I found the article on “Community associations facing uncertain future” (Feb. 9 by Wolfgang Depner) informative but troubling. While Saanich, like most districts across Canada, has a rich legacy in community participation, if the Statistics Canada finding that volunteer hours have plateaued and now only 10 per cent of these worthy people are providing more than half the actual volunteer time, surely one must ask why.
While altruistic motivations for volunteering are traditionally recognized, other motivations may also be relevant. Depner notes at least two of these in his comment that “community associations represent democratic laboratories and training grounds, as well as stepping stones towards larger, elected political offices”. This said, scholarly literature on voluntarism recognizes some motivations as self-oriented; for examples, projecting influence, sustaining a career, advancing particular agendas (overt or covert).
While such motivations may be justifiable, equally they may not necessarily reflect community interests. In some instances, simply remaining a “board member” may in itself be a powerful motivation, and a barrier to renewal. Such motivation may eventually become out of balance with community interests. This may also discourage newcomers from participating. Perhaps therefore, if we truly value democratic values, there may be a need for associations to make a stronger effort to promote wider involvement.
After all, new ideas eventually become old ideas, and leadership renewal may be needed if tenure becomes as long as it apparently has with the Blenkinsop Valley Community Association: “current board members have served on average between six and eight years and one board member for 13 years”.

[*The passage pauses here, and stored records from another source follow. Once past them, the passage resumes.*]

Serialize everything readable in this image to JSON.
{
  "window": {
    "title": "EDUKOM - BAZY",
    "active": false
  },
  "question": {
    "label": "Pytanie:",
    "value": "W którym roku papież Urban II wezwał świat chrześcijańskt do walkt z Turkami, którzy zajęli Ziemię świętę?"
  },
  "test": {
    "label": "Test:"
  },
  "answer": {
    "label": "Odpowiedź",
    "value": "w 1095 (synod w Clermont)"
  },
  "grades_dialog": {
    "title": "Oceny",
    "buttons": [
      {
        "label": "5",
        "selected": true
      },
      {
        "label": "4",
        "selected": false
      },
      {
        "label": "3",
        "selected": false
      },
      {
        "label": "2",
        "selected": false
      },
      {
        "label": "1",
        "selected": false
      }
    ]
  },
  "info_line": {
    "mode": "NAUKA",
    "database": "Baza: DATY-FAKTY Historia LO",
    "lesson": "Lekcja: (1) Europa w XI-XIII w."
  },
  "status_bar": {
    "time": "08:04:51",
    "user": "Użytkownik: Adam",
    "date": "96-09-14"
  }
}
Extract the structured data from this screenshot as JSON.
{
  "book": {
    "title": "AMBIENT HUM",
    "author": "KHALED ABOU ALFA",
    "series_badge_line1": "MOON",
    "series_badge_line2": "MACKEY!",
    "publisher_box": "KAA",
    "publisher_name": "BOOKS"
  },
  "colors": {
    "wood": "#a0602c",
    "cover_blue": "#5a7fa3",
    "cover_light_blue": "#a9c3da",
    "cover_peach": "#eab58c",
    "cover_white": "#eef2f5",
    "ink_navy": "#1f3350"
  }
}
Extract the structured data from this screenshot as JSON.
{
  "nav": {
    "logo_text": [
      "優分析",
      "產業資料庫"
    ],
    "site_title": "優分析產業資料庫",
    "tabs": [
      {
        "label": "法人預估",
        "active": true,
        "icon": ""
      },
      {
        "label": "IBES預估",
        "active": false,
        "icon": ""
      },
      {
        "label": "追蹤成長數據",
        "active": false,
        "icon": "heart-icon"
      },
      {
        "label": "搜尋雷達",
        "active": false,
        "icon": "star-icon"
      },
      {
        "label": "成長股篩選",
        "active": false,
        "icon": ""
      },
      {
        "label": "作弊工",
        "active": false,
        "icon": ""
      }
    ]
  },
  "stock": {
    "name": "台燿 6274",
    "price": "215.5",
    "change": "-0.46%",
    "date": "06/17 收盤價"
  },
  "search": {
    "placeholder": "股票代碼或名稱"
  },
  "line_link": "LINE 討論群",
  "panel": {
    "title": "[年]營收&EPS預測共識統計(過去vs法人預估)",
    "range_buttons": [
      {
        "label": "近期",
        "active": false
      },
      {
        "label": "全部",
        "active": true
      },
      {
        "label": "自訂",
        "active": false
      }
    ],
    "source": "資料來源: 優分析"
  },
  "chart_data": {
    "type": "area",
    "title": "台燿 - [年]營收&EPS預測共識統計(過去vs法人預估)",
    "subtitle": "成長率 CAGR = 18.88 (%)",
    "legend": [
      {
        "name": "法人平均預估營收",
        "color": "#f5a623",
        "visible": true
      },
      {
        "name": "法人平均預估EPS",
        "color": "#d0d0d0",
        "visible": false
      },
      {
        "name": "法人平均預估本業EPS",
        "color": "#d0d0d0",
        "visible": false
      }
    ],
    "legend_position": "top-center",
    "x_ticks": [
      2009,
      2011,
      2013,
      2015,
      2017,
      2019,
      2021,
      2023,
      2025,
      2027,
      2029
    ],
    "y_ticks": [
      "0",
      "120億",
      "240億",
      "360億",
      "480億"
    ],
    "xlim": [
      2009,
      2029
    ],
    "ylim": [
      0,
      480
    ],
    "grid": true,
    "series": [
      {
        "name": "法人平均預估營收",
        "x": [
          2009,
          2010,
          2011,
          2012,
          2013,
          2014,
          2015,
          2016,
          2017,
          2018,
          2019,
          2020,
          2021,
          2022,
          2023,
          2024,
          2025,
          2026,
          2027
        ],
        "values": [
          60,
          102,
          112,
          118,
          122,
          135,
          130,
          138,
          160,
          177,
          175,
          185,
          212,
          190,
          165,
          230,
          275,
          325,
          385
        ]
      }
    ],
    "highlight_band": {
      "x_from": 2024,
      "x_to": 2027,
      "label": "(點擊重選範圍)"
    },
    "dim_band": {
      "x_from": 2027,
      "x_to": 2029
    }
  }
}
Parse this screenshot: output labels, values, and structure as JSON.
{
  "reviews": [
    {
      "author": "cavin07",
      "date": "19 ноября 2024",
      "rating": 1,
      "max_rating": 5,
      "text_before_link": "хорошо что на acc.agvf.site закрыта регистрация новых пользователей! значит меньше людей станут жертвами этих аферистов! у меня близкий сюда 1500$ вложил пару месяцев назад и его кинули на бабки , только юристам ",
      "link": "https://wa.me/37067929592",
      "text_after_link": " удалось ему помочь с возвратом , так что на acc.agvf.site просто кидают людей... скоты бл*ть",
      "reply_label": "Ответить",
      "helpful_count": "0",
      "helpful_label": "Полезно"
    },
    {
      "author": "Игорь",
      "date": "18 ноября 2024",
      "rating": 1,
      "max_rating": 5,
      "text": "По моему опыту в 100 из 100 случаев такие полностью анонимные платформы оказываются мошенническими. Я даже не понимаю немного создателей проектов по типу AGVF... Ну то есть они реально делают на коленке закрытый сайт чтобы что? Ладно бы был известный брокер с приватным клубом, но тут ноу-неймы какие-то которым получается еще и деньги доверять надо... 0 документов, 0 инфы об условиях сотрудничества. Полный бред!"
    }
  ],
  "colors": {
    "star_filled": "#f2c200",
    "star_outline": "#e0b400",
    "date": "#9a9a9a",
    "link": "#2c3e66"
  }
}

But to be fair, there is a need to find out how typical this profile may be across all 18 associations. And perhaps there is a role for larger entities such as municipal and provincial governments to help rejuvenate our associations, to invest more in promoting genuine community participation and building related skills. This would be an invaluable step to restore commitment to democracy from the ground up, especially at a time when it seems under threat at virtually all levels.